■ **Exercise**
Tally the lines in the entries where the string "Soalan" appears, and write only the total.

Interface dataset entries:
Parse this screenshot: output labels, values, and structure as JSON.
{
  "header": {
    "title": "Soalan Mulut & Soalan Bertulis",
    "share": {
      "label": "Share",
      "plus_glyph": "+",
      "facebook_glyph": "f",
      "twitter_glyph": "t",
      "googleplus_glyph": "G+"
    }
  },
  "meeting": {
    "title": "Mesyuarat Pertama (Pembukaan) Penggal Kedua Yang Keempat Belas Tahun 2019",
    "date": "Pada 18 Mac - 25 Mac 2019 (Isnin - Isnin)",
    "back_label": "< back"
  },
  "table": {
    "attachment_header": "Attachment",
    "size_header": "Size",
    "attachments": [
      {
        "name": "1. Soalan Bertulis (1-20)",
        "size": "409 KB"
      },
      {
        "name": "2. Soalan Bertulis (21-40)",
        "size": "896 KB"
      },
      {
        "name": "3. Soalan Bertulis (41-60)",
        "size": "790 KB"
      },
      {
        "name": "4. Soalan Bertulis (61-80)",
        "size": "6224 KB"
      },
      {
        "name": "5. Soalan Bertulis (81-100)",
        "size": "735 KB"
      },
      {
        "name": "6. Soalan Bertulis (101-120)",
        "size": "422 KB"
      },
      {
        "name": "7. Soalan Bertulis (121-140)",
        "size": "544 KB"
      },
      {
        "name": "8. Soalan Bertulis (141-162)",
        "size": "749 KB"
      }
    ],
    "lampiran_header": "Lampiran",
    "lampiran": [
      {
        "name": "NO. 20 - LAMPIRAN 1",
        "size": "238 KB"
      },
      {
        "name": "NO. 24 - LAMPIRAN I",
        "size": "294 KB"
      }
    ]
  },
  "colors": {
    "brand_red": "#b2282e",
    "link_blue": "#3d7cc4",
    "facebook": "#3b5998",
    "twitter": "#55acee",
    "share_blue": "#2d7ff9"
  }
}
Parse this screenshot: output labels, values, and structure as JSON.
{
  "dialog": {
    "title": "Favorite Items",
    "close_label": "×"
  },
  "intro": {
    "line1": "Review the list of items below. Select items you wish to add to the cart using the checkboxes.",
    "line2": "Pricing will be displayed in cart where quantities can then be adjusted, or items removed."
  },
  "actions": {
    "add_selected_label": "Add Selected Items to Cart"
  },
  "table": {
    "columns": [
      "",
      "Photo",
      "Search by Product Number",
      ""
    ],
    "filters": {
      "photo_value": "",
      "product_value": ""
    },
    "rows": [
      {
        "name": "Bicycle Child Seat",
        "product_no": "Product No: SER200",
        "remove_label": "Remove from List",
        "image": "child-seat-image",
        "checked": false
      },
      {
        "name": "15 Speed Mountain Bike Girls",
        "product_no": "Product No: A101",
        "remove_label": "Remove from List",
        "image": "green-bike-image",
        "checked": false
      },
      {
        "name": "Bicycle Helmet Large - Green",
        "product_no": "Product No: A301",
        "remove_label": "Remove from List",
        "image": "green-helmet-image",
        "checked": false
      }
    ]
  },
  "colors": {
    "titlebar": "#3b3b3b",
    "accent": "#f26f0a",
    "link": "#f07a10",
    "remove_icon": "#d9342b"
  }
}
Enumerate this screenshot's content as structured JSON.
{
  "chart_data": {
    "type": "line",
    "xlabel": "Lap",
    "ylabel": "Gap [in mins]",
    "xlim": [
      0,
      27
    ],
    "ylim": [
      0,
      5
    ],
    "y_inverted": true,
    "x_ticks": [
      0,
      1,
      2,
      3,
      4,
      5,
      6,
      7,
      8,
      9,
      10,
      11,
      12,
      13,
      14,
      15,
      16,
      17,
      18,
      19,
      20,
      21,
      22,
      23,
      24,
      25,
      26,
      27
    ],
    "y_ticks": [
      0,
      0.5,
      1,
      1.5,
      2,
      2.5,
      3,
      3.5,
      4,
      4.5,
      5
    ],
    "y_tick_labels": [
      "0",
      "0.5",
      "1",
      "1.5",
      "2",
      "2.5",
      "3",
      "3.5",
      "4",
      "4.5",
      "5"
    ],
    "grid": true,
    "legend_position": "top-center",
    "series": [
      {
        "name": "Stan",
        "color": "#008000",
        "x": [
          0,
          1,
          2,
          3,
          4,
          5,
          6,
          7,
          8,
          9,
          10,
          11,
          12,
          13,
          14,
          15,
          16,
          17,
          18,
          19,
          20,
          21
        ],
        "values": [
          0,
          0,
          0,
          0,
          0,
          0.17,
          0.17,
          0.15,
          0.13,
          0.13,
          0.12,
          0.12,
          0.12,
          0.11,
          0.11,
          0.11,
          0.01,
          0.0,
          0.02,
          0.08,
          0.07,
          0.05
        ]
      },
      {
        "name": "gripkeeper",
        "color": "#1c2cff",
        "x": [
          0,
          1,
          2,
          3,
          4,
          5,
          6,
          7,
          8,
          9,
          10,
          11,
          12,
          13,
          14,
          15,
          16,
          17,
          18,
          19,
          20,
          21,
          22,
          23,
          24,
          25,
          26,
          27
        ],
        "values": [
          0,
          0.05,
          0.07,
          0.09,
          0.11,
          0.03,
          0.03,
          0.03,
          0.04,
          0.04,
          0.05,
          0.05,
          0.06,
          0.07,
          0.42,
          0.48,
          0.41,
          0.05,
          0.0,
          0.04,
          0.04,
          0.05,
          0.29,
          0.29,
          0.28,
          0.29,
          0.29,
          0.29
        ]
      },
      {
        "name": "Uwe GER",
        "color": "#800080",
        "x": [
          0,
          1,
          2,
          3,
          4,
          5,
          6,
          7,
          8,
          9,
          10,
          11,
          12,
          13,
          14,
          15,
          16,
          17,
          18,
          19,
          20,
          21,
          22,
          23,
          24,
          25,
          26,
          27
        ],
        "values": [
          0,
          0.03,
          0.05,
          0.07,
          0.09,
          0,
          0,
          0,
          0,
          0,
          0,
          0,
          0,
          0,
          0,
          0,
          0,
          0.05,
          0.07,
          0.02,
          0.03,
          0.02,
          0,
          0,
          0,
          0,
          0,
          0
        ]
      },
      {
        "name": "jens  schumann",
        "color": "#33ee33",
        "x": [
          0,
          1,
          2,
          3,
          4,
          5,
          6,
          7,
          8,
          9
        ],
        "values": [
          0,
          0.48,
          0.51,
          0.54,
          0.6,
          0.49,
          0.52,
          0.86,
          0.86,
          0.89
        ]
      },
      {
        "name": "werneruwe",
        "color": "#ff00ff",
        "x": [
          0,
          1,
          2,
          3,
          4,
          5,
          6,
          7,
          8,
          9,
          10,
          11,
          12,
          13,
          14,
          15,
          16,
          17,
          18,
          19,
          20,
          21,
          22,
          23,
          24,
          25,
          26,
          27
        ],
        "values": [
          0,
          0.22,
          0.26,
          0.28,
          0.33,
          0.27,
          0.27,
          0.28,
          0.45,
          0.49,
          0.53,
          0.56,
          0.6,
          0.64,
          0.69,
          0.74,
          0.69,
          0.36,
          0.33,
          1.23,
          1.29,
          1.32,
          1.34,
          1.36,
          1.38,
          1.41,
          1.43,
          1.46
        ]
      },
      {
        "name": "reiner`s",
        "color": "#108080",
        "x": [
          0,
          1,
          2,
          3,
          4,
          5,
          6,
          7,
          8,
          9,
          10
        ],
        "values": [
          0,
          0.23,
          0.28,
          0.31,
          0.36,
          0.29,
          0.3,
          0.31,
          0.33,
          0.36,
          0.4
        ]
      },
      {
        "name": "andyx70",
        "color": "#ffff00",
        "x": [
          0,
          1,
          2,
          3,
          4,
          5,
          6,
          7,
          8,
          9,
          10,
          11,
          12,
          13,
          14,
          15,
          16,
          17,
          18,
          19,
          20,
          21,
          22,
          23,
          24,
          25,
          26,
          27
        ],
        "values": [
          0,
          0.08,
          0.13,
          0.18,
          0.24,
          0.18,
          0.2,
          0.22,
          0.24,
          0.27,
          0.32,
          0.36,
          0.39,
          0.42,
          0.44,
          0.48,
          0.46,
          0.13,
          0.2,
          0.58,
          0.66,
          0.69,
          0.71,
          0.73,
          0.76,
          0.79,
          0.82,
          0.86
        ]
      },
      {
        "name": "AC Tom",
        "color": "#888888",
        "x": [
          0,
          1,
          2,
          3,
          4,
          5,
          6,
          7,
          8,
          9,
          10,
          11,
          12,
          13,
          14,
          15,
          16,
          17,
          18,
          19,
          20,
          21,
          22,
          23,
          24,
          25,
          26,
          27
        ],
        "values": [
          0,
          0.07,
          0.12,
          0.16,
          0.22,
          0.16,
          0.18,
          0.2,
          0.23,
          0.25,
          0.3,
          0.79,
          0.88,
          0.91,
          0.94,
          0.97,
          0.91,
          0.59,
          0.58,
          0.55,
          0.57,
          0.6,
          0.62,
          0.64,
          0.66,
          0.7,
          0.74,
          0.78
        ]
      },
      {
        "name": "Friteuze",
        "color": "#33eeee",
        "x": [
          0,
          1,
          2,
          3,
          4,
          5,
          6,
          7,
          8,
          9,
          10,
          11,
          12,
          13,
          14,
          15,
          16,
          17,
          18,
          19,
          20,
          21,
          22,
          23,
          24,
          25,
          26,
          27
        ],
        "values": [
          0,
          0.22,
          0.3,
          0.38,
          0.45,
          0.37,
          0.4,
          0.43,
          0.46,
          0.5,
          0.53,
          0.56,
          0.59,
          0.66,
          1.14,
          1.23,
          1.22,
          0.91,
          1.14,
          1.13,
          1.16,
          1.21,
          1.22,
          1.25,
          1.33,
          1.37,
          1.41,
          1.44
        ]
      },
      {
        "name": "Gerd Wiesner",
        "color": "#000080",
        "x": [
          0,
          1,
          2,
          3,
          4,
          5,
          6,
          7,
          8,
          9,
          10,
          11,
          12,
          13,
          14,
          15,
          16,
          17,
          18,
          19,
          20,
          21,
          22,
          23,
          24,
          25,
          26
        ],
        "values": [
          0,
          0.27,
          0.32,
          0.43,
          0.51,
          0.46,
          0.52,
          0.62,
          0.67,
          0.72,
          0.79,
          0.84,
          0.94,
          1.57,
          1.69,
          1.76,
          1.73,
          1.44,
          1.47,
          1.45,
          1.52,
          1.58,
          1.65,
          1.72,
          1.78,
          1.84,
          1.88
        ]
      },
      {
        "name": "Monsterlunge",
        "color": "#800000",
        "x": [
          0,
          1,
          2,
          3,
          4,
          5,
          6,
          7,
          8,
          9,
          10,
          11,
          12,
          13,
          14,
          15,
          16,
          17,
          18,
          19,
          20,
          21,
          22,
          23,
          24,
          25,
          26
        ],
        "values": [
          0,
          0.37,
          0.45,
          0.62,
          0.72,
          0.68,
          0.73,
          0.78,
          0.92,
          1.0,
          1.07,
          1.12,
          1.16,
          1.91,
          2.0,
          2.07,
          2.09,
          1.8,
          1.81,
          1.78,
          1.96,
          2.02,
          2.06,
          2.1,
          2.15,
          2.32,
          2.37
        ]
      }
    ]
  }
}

■ **Problem solution**
9